BTG Pactual pulled ahead of rivals Itaú BBA and JPMorgan Chase & Co. to claim the top spot in Institutional Investor’s 2018 All-Brazil Research Team.
The Brazilian bank, which this year also placed first in the broader Latin America Research Team, was the favorite in a survey of more than 870 investment professionals at 436 institutions managing about $151 billion in Brazilian equities and $236 in Brazilian debt. Buy-side analysts and portfolio managers voted for the top analysts covering Brazil across 19 industry sectors and macroeconomic disciplines.
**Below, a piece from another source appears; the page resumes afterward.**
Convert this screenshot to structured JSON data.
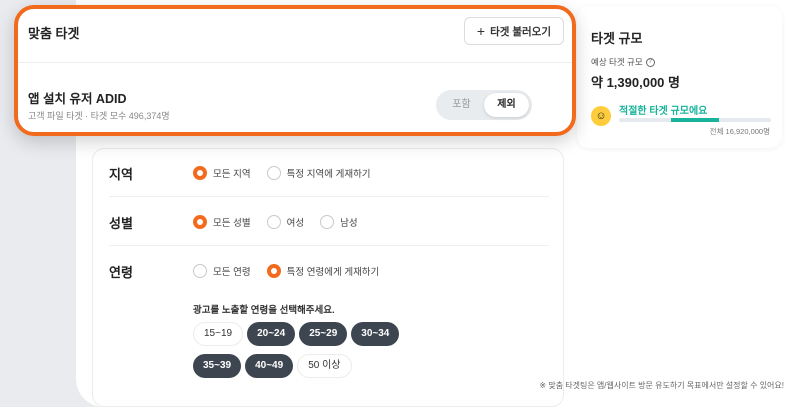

Itaú BBA and JPMorgan ranked second and third, respectively, while Bradesco BBI and Credit Suisse rounded out the top five research firms. A separate ranking, based on individuals rather than analyst teams, featured a first-place tie between BTG Pactual and Itaú BBA.
Research heads at BTG Pactual, Itaú BBA, and JPMorgan pointed to the upcoming general election and fallout from a recent transportation strike in May as having the greatest effects on the markets in a country that recently came out of its worst recession in history.
“Brazil is the biggest open election at this point,” said Carlos Sequeira, head of BTG Pactual’s equity research team. The country has a general election scheduled for October, and campaign season is underway after starting up in mid-July.
The campaign period is truncated compared to previous election years, which could result in more volatility as the elections draw closer, according to Luiz Cherman, head of Brazil equity strategy for Itaú BBA.
“More fundamental variables such as corporate investments and job creation have been sluggish this year, in spite of record low interest rates,” Cherman said. “Uncertainty regarding elections and the resulting path toward fiscal reforms probably were an important factor behind this performance.”
A 10-day strike by truckers over high fuel prices in May exacerbated these issues, leading Brazil’s Ibovespa stock index to plummet. Price-to-earnings ratios for the country’s equities are now trending close to levels seen during the “worst moments” of the 2016 political crisis surrounding President Dilma Rousseff’s impeachment, noted Pedro Martins, head of Latin America equity research at JPMorgan.
“We do see that structurally the country is sturdier, with low inflation, low rates, solid external accounts, and plenty of reserves,” Martins said. “Election jitters were brought to the forefront by May’s truckers’ strike. From here we think polls could be a bit more market friendly at the same time that commitments to a minimum agenda on social security could become more evident.”
Other research heads emphasized the need to address Brazil’s large fiscal deficit. “The market has been vocal about fiscal reform,” BTG Pactual’s Sequeira said. “Because of this big imbalance, the Brazilian elections become much more important, and the country must elect someone who can deal with it so it’s less impacted by higher rates in the U.S.”
The main challenge, according to Itaú BBA’s Cherman, is to harness support for a comprehensive fiscal reform that “curbs, or at least slows, public spending growth,” which he believes has a large upside for the country.
“The biggest opportunity is to create the conditions to ensure that in the next monetary policy hiking cycle, interest rates do not go back to double-digit levels,” he added.
The draw to invest in Brazil is the same as in any emerging market, where clients want to see a return of economic growth, Cherman said.
“Brazil has great potential in the coming upward cycle,” he said. “After falling massively in previous years, the Ibovespa’s earnings today are at a level similar to 2011.”